▸ **What you have to do**
Below are some entries. Output each one exactly as it appears.

:: Source data ::

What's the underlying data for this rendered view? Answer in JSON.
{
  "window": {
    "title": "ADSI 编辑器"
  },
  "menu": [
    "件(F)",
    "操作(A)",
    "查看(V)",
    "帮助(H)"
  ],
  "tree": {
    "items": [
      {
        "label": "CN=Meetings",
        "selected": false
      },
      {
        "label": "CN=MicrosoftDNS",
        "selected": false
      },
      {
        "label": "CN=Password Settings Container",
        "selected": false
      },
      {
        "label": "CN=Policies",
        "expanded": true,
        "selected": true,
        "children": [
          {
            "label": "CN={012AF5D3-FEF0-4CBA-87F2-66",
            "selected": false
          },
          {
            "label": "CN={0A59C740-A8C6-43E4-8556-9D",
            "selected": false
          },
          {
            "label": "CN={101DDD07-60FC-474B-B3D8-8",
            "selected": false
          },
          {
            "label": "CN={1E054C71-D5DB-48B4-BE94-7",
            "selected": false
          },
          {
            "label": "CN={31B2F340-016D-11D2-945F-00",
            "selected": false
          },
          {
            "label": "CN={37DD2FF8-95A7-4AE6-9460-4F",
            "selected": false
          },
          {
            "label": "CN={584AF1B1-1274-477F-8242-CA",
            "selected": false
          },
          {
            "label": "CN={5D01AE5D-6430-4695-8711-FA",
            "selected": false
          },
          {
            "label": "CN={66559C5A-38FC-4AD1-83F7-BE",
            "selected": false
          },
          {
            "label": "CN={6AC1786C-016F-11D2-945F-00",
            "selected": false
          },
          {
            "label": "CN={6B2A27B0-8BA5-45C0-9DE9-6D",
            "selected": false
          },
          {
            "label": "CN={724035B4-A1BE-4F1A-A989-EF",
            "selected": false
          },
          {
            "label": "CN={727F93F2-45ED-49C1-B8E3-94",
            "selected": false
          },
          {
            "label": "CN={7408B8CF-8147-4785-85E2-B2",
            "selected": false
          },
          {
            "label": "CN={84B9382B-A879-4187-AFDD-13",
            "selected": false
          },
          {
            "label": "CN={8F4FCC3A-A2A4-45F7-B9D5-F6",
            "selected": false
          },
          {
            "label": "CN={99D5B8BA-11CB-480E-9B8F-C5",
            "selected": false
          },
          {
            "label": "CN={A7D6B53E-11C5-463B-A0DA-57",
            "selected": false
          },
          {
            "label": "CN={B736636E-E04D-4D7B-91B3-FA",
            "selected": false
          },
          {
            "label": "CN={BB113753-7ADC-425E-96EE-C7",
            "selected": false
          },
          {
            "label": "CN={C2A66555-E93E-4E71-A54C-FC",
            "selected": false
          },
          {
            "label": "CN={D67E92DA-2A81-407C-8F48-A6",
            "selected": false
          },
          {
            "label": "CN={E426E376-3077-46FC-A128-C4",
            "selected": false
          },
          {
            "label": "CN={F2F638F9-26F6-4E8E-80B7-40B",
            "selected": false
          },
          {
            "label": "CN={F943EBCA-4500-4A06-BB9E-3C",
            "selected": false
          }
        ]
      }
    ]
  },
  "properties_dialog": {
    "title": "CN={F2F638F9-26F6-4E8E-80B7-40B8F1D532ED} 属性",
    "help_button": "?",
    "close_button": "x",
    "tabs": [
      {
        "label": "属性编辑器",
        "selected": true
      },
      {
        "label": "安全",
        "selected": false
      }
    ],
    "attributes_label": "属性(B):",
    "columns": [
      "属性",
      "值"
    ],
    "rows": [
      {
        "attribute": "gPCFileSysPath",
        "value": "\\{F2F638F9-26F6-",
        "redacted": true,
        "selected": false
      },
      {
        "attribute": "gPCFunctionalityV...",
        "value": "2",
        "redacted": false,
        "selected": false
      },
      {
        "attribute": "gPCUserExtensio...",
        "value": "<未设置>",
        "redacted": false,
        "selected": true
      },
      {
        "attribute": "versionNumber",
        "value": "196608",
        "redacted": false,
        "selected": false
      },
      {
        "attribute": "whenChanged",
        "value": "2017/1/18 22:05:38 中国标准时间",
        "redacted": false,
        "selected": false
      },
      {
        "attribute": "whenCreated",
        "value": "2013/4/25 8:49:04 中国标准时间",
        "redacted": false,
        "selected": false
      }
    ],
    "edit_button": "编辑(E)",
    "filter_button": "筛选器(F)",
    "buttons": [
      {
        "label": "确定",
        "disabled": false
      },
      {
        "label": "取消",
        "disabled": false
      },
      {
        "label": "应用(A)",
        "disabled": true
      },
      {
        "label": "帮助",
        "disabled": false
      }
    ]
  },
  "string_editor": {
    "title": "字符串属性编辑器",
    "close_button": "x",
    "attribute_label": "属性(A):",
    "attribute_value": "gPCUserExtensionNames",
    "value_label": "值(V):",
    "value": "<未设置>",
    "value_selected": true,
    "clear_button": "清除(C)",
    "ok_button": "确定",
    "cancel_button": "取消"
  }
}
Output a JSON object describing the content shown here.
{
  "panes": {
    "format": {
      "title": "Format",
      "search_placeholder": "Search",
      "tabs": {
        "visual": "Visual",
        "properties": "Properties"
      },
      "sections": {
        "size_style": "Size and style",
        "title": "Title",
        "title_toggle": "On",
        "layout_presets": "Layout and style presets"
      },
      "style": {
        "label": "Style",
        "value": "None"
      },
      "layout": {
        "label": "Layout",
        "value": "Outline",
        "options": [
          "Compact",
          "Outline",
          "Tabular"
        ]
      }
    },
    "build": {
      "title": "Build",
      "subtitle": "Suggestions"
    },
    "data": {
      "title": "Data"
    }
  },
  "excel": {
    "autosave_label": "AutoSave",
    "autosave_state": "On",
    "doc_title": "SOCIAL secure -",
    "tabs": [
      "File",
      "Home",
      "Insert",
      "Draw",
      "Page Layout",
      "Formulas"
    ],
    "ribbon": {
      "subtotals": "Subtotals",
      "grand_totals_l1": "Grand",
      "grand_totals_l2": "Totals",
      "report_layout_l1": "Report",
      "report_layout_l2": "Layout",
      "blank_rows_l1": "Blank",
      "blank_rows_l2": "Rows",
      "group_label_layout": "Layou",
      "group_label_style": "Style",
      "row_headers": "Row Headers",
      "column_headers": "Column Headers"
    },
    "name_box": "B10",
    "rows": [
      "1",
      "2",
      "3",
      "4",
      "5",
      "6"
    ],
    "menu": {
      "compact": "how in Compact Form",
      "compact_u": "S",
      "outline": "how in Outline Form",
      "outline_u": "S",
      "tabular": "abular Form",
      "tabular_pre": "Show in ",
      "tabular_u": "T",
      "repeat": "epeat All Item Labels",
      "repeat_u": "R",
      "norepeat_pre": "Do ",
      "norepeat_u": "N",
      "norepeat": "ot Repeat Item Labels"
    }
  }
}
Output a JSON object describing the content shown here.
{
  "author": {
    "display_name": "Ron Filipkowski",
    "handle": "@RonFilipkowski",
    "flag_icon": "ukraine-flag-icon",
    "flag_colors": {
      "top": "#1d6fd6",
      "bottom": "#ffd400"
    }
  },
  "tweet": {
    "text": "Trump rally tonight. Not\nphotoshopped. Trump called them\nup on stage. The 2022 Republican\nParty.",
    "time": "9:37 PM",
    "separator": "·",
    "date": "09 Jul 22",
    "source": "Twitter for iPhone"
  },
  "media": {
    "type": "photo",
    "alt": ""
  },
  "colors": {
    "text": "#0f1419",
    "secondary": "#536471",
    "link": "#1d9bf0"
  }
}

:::

▸ **Finished task**
What's the underlying data for this rendered view? Answer in JSON.
{
  "window": {
    "title": "ADSI 编辑器"
  },
  "menu": [
    "件(F)",
    "操作(A)",
    "查看(V)",
    "帮助(H)"
  ],
  "tree": {
    "items": [
      {
        "label": "CN=Meetings",
        "selected": false
      },
      {
        "label": "CN=MicrosoftDNS",
        "selected": false
      },
      {
        "label": "CN=Password Settings Container",
        "selected": false
      },
      {
        "label": "CN=Policies",
        "expanded": true,
        "selected": true,
        "children": [
          {
            "label": "CN={012AF5D3-FEF0-4CBA-87F2-66",
            "selected": false
          },
          {
            "label": "CN={0A59C740-A8C6-43E4-8556-9D",
            "selected": false
          },
          {
            "label": "CN={101DDD07-60FC-474B-B3D8-8",
            "selected": false
          },
          {
            "label": "CN={1E054C71-D5DB-48B4-BE94-7",
            "selected": false
          },
          {
            "label": "CN={31B2F340-016D-11D2-945F-00",
            "selected": false
          },
          {
            "label": "CN={37DD2FF8-95A7-4AE6-9460-4F",
            "selected": false
          },
          {
            "label": "CN={584AF1B1-1274-477F-8242-CA",
            "selected": false
          },
          {
            "label": "CN={5D01AE5D-6430-4695-8711-FA",
            "selected": false
          },
          {
            "label": "CN={66559C5A-38FC-4AD1-83F7-BE",
            "selected": false
          },
          {
            "label": "CN={6AC1786C-016F-11D2-945F-00",
            "selected": false
          },
          {
            "label": "CN={6B2A27B0-8BA5-45C0-9DE9-6D",
            "selected": false
          },
          {
            "label": "CN={724035B4-A1BE-4F1A-A989-EF",
            "selected": false
          },
          {
            "label": "CN={727F93F2-45ED-49C1-B8E3-94",
            "selected": false
          },
          {
            "label": "CN={7408B8CF-8147-4785-85E2-B2",
            "selected": false
          },
          {
            "label": "CN={84B9382B-A879-4187-AFDD-13",
            "selected": false
          },
          {
            "label": "CN={8F4FCC3A-A2A4-45F7-B9D5-F6",
            "selected": false
          },
          {
            "label": "CN={99D5B8BA-11CB-480E-9B8F-C5",
            "selected": false
          },
          {
            "label": "CN={A7D6B53E-11C5-463B-A0DA-57",
            "selected": false
          },
          {
            "label": "CN={B736636E-E04D-4D7B-91B3-FA",
            "selected": false
          },
          {
            "label": "CN={BB113753-7ADC-425E-96EE-C7",
            "selected": false
          },
          {
            "label": "CN={C2A66555-E93E-4E71-A54C-FC",
            "selected": false
          },
          {
            "label": "CN={D67E92DA-2A81-407C-8F48-A6",
            "selected": false
          },
          {
            "label": "CN={E426E376-3077-46FC-A128-C4",
            "selected": false
          },
          {
            "label": "CN={F2F638F9-26F6-4E8E-80B7-40B",
            "selected": false
          },
          {
            "label": "CN={F943EBCA-4500-4A06-BB9E-3C",
            "selected": false
          }
        ]
      }
    ]
  },
  "properties_dialog": {
    "title": "CN={F2F638F9-26F6-4E8E-80B7-40B8F1D532ED} 属性",
    "help_button": "?",
    "close_button": "x",
    "tabs": [
      {
        "label": "属性编辑器",
        "selected": true
      },
      {
        "label": "安全",
        "selected": false
      }
    ],
    "attributes_label": "属性(B):",
    "columns": [
      "属性",
      "值"
    ],
    "rows": [
      {
        "attribute": "gPCFileSysPath",
        "value": "\\{F2F638F9-26F6-",
        "redacted": true,
        "selected": false
      },
      {
        "attribute": "gPCFunctionalityV...",
        "value": "2",
        "redacted": false,
        "selected": false
      },
      {
        "attribute": "gPCUserExtensio...",
        "value": "<未设置>",
        "redacted": false,
        "selected": true
      },
      {
        "attribute": "versionNumber",
        "value": "196608",
        "redacted": false,
        "selected": false
      },
      {
        "attribute": "whenChanged",
        "value": "2017/1/18 22:05:38 中国标准时间",
        "redacted": false,
        "selected": false
      },
      {
        "attribute": "whenCreated",
        "value": "2013/4/25 8:49:04 中国标准时间",
        "redacted": false,
        "selected": false
      }
    ],
    "edit_button": "编辑(E)",
    "filter_button": "筛选器(F)",
    "buttons": [
      {
        "label": "确定",
        "disabled": false
      },
      {
        "label": "取消",
        "disabled": false
      },
      {
        "label": "应用(A)",
        "disabled": true
      },
      {
        "label": "帮助",
        "disabled": false
      }
    ]
  },
  "string_editor": {
    "title": "字符串属性编辑器",
    "close_button": "x",
    "attribute_label": "属性(A):",
    "attribute_value": "gPCUserExtensionNames",
    "value_label": "值(V):",
    "value": "<未设置>",
    "value_selected": true,
    "clear_button": "清除(C)",
    "ok_button": "确定",
    "cancel_button": "取消"
  }
}
Output a JSON object describing the content shown here.
{
  "panes": {
    "format": {
      "title": "Format",
      "search_placeholder": "Search",
      "tabs": {
        "visual": "Visual",
        "properties": "Properties"
      },
      "sections": {
        "size_style": "Size and style",
        "title": "Title",
        "title_toggle": "On",
        "layout_presets": "Layout and style presets"
      },
      "style": {
        "label": "Style",
        "value": "None"
      },
      "layout": {
        "label": "Layout",
        "value": "Outline",
        "options": [
          "Compact",
          "Outline",
          "Tabular"
        ]
      }
    },
    "build": {
      "title": "Build",
      "subtitle": "Suggestions"
    },
    "data": {
      "title": "Data"
    }
  },
  "excel": {
    "autosave_label": "AutoSave",
    "autosave_state": "On",
    "doc_title": "SOCIAL secure -",
    "tabs": [
      "File",
      "Home",
      "Insert",
      "Draw",
      "Page Layout",
      "Formulas"
    ],
    "ribbon": {
      "subtotals": "Subtotals",
      "grand_totals_l1": "Grand",
      "grand_totals_l2": "Totals",
      "report_layout_l1": "Report",
      "report_layout_l2": "Layout",
      "blank_rows_l1": "Blank",
      "blank_rows_l2": "Rows",
      "group_label_layout": "Layou",
      "group_label_style": "Style",
      "row_headers": "Row Headers",
      "column_headers": "Column Headers"
    },
    "name_box": "B10",
    "rows": [
      "1",
      "2",
      "3",
      "4",
      "5",
      "6"
    ],
    "menu": {
      "compact": "how in Compact Form",
      "compact_u": "S",
      "outline": "how in Outline Form",
      "outline_u": "S",
      "tabular": "abular Form",
      "tabular_pre": "Show in ",
      "tabular_u": "T",
      "repeat": "epeat All Item Labels",
      "repeat_u": "R",
      "norepeat_pre": "Do ",
      "norepeat_u": "N",
      "norepeat": "ot Repeat Item Labels"
    }
  }
}
Output a JSON object describing the content shown here.
{
  "author": {
    "display_name": "Ron Filipkowski",
    "handle": "@RonFilipkowski",
    "flag_icon": "ukraine-flag-icon",
    "flag_colors": {
      "top": "#1d6fd6",
      "bottom": "#ffd400"
    }
  },
  "tweet": {
    "text": "Trump rally tonight. Not\nphotoshopped. Trump called them\nup on stage. The 2022 Republican\nParty.",
    "time": "9:37 PM",
    "separator": "·",
    "date": "09 Jul 22",
    "source": "Twitter for iPhone"
  },
  "media": {
    "type": "photo",
    "alt": ""
  },
  "colors": {
    "text": "#0f1419",
    "secondary": "#536471",
    "link": "#1d9bf0"
  }
}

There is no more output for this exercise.